The environment provides the very foundation of sustainable development, our health, food security and our economies. Ecosystems provide clean water supply, clean air and secure food and ultimately both physical and mental wellbeing. Natural resources also provide livelihoods, jobs and revenues to governments that can be used for education, health care, development and sustainable business models. The role of the environment is recognized across the internationally agreed seventeen sustainable development goals adopted in 2015.
The slaughter of elephants and rhinos has raised awareness of the illegal trade in wildlife. We are facing mass extinctions and countries are losing iconic wildlife species. However, the scope and spectrum of this illegal trade has widened. Criminals now include in their trafficking portfolios waste, chemicals, ozone depleting substances, illegally caught seafood, timber and other forest products, as well as conflict minerals, including gold and diamonds.

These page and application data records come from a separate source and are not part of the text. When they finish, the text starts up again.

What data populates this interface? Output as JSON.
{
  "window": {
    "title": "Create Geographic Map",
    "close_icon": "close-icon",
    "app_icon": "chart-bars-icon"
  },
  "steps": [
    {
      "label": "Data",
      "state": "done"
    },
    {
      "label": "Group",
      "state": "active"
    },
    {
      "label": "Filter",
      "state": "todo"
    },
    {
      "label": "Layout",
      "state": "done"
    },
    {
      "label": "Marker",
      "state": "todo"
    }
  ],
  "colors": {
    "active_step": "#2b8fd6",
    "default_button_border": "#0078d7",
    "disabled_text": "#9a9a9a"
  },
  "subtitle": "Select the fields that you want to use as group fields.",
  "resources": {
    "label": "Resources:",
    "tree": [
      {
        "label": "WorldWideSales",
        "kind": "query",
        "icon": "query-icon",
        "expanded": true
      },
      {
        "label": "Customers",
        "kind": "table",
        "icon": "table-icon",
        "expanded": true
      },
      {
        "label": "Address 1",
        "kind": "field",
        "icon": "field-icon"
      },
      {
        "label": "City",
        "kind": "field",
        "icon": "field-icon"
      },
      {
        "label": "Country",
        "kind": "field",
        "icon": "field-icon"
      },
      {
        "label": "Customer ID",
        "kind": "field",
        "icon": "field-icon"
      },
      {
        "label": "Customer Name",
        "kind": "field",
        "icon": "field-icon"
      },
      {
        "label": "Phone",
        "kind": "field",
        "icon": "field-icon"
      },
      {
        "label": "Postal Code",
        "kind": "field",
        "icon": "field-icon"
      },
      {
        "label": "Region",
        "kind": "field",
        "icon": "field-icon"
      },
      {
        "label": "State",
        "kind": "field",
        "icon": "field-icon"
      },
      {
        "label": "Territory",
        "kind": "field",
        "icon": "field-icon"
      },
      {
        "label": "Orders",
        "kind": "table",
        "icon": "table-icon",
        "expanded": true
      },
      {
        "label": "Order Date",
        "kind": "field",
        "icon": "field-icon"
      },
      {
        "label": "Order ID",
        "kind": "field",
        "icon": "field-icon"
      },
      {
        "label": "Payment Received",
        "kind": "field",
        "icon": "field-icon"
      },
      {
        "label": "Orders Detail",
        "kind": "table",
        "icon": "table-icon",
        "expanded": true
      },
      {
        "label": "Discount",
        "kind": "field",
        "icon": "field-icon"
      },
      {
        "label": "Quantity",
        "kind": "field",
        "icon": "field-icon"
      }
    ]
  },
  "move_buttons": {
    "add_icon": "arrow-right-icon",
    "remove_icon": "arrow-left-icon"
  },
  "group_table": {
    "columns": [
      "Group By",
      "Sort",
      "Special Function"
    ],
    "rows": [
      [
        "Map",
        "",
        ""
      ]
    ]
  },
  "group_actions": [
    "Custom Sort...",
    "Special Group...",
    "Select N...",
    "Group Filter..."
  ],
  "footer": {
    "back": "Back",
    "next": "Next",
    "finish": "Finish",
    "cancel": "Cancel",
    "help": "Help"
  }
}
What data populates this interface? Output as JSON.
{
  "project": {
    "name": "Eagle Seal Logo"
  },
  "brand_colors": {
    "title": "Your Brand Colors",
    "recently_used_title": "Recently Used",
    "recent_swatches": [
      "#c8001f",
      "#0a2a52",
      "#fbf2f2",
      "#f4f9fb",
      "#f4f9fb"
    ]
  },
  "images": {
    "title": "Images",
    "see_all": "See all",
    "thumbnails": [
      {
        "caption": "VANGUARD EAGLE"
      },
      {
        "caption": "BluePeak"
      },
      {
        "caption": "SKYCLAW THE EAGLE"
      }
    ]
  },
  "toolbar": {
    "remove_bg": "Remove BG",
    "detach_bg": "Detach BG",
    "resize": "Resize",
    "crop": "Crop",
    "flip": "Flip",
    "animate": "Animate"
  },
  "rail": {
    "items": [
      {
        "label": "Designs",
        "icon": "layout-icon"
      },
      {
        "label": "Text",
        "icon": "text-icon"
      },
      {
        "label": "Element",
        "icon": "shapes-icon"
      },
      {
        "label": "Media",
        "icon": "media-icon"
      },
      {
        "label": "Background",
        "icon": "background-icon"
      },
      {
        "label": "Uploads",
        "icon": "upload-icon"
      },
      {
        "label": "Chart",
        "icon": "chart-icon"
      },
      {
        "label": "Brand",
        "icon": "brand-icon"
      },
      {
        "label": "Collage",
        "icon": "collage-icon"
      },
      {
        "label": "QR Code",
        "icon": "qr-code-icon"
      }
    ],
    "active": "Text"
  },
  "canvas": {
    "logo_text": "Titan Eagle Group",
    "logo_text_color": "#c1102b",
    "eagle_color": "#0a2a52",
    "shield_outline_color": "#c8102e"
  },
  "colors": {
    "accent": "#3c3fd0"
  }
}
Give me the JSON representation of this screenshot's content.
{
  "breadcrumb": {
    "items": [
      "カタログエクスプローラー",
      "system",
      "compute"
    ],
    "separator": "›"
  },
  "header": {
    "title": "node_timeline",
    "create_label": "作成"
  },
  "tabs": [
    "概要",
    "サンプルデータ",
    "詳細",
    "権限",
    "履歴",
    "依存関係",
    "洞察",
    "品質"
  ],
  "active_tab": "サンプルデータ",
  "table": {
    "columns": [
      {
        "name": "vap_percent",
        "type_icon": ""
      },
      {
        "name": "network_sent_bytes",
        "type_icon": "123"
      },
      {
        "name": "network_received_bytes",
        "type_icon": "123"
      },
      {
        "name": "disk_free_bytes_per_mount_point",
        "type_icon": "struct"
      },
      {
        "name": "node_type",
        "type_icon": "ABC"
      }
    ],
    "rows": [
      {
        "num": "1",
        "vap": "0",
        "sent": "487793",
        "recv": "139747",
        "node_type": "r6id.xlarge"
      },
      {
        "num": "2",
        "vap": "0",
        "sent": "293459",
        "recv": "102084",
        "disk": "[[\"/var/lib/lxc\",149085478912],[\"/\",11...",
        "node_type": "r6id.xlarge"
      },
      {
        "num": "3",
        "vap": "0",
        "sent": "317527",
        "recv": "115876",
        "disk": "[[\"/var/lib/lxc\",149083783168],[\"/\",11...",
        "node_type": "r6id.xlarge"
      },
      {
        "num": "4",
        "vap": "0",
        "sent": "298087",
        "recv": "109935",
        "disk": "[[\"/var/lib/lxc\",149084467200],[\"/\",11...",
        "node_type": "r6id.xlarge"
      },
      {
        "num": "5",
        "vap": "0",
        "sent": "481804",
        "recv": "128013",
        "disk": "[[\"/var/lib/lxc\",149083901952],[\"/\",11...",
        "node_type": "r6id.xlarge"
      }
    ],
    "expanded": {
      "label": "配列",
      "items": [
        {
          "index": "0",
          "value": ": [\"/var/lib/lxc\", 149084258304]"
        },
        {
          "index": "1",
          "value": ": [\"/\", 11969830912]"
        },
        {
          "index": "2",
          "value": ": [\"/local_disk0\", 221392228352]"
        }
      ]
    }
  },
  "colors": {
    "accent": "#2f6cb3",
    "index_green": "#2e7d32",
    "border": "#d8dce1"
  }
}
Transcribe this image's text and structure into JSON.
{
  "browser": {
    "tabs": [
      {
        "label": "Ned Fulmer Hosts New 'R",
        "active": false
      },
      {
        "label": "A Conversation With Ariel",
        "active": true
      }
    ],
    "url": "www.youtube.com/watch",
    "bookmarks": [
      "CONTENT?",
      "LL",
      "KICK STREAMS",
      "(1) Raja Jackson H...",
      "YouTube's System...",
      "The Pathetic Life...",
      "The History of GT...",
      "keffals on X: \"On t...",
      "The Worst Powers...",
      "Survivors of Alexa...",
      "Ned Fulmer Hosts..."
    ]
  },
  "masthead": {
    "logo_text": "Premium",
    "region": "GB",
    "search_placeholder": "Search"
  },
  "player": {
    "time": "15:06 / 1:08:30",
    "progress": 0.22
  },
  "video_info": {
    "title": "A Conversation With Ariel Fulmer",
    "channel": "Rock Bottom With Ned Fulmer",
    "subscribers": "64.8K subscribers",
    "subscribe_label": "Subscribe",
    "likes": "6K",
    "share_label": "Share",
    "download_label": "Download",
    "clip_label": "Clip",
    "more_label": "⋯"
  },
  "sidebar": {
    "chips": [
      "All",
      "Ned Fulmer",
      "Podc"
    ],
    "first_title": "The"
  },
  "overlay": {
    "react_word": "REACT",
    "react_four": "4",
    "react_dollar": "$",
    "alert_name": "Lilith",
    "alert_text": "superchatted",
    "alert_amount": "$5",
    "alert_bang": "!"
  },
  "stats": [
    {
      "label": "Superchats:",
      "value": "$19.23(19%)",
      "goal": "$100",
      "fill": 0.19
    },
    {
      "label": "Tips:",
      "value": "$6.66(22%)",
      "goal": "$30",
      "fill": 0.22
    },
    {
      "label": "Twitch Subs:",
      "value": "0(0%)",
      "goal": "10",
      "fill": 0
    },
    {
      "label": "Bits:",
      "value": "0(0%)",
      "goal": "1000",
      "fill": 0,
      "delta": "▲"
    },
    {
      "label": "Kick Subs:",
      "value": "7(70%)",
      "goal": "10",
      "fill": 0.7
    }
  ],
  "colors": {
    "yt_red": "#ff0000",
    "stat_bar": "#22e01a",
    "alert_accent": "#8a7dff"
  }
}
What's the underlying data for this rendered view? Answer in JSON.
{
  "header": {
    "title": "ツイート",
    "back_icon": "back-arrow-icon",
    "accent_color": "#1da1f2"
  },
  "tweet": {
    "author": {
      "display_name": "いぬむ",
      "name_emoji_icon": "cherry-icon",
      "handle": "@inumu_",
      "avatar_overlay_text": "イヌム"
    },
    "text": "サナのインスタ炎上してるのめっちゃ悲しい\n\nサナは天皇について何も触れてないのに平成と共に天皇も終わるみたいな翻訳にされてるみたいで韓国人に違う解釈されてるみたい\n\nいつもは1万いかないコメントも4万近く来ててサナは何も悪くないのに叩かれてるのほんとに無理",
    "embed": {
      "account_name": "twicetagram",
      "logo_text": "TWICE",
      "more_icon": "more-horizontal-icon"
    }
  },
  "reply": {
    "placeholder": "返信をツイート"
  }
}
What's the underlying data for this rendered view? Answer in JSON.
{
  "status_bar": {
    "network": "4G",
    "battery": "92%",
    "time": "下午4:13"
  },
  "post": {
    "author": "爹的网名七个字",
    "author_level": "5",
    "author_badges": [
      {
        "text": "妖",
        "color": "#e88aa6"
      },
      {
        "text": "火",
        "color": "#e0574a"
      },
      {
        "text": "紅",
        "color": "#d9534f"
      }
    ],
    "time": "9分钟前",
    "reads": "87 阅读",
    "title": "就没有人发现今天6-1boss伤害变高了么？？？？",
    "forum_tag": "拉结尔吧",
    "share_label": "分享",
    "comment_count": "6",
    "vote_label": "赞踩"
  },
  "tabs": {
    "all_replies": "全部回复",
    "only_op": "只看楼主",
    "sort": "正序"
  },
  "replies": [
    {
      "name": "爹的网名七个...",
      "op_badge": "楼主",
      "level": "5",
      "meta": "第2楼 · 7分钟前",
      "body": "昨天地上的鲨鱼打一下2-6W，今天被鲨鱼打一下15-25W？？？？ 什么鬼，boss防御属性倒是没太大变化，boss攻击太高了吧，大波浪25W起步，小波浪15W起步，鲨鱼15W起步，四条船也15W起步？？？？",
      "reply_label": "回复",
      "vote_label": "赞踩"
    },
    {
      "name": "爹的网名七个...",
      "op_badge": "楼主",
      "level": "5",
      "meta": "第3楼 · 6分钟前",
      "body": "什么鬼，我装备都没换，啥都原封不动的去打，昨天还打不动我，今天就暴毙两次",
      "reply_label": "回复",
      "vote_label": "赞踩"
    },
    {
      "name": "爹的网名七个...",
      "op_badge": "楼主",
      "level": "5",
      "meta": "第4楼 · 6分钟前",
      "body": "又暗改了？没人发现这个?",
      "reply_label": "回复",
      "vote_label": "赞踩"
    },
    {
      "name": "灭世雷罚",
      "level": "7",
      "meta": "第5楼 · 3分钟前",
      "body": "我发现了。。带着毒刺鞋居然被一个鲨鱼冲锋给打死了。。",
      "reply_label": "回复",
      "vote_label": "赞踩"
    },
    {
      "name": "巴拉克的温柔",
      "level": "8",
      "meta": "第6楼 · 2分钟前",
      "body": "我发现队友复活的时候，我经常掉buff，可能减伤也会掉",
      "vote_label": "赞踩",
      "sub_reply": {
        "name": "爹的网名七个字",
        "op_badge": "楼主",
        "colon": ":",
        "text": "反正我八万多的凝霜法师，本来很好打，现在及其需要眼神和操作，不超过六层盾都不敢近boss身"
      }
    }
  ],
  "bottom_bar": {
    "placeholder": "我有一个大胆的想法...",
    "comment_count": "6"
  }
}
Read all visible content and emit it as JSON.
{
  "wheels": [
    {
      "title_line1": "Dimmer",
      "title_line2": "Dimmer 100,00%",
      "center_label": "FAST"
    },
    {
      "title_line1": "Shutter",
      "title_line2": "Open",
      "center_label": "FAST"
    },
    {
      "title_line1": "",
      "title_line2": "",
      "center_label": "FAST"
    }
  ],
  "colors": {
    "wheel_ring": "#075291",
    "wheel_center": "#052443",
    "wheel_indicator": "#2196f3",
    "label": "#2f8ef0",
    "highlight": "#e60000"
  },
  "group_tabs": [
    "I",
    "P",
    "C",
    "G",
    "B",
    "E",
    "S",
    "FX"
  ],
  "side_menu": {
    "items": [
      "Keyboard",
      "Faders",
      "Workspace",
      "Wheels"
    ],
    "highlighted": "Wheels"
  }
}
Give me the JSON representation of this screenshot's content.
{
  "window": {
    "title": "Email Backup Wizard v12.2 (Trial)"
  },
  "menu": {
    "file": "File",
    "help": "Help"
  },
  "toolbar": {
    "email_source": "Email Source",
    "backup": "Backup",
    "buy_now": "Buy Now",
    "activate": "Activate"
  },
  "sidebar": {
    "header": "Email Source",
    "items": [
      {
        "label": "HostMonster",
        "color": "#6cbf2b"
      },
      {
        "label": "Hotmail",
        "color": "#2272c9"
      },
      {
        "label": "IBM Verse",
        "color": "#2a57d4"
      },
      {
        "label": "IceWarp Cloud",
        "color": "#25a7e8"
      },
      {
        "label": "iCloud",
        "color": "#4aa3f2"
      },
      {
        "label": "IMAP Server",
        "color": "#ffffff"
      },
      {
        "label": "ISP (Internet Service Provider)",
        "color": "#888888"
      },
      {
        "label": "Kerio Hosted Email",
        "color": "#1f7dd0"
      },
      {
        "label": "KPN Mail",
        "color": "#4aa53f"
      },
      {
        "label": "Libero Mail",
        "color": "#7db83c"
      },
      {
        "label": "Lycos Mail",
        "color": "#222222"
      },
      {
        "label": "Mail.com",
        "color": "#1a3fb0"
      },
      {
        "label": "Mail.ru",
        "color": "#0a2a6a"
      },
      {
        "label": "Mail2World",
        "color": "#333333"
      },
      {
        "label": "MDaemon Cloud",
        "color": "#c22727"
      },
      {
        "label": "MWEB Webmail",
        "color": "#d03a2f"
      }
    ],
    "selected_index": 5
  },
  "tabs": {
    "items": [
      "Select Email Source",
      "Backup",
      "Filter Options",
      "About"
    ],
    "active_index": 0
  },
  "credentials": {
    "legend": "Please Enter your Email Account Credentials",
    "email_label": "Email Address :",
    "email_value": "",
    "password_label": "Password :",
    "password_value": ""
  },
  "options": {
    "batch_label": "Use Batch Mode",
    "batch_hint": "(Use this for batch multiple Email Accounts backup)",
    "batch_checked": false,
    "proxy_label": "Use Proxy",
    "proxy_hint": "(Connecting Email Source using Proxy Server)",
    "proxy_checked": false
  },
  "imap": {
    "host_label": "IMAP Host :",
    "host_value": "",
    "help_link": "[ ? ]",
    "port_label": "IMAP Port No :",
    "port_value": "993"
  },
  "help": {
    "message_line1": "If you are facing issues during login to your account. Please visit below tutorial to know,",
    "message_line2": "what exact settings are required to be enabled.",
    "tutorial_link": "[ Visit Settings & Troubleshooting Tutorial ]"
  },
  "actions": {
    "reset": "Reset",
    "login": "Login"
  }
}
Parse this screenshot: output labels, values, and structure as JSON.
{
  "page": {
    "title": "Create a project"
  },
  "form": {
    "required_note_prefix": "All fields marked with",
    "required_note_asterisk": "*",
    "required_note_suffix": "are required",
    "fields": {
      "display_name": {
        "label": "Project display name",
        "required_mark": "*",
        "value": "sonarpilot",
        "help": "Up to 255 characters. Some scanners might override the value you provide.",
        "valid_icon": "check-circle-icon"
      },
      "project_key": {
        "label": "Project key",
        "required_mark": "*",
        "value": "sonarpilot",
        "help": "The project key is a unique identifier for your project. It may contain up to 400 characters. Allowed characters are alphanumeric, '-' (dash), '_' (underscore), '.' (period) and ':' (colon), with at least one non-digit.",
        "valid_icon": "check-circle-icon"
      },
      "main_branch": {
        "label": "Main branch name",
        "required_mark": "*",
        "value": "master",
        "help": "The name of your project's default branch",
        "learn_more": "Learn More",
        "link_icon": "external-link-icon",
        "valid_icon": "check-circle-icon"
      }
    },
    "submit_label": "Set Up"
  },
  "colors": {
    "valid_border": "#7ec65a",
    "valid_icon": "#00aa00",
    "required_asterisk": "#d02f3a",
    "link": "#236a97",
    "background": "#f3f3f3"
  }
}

The growth rate of these crimes is astonishing. The report that follows reveals for the first time that this new area of criminality has diversified and skyrocketed to become the world’s fourth largest crime sector in a few decades, growing at 2–3 times the pace of the global economy. INTERPOL and UNEP now estimate that natural resources worth as much as USD 91 billion to USD 258 billion annually are being stolen by criminals, depriving countries of future revenues and development opportunities.
Environmental crime has impacts beyond those posed by regular criminality. It increases the fragility of an already brittle planet. The resulting vast losses to our planet rob future generations of wealth, health and wellbeing on an unprecedented scale. They also compromise our ability to achieve the Sustainable Development Goals.
An additional by-product of environmental crime is that it undermines peace. It is not surprising that the UN Security Council has recognized the serious threat to security posed by environmental crime, with UN reports pointing to armed groups and potentially even terrorists sustained through the spoils of this rising criminal industry.
However, an enhanced law enforcement response can help address this worrying trend. There are significant examples worldwide of cross-sectoral efforts working to crack down on environmental crime and successfully restore wildlife, forests and ecosystems. Such collaboration, sharing and joining of efforts within and across borders, whether formal or informal, is our strongest weapon in fighting environmental crime.
But to meet the scale of this threat, a broad-ranging, targeted effort must be put forward so that peace and sustainable development can prevail.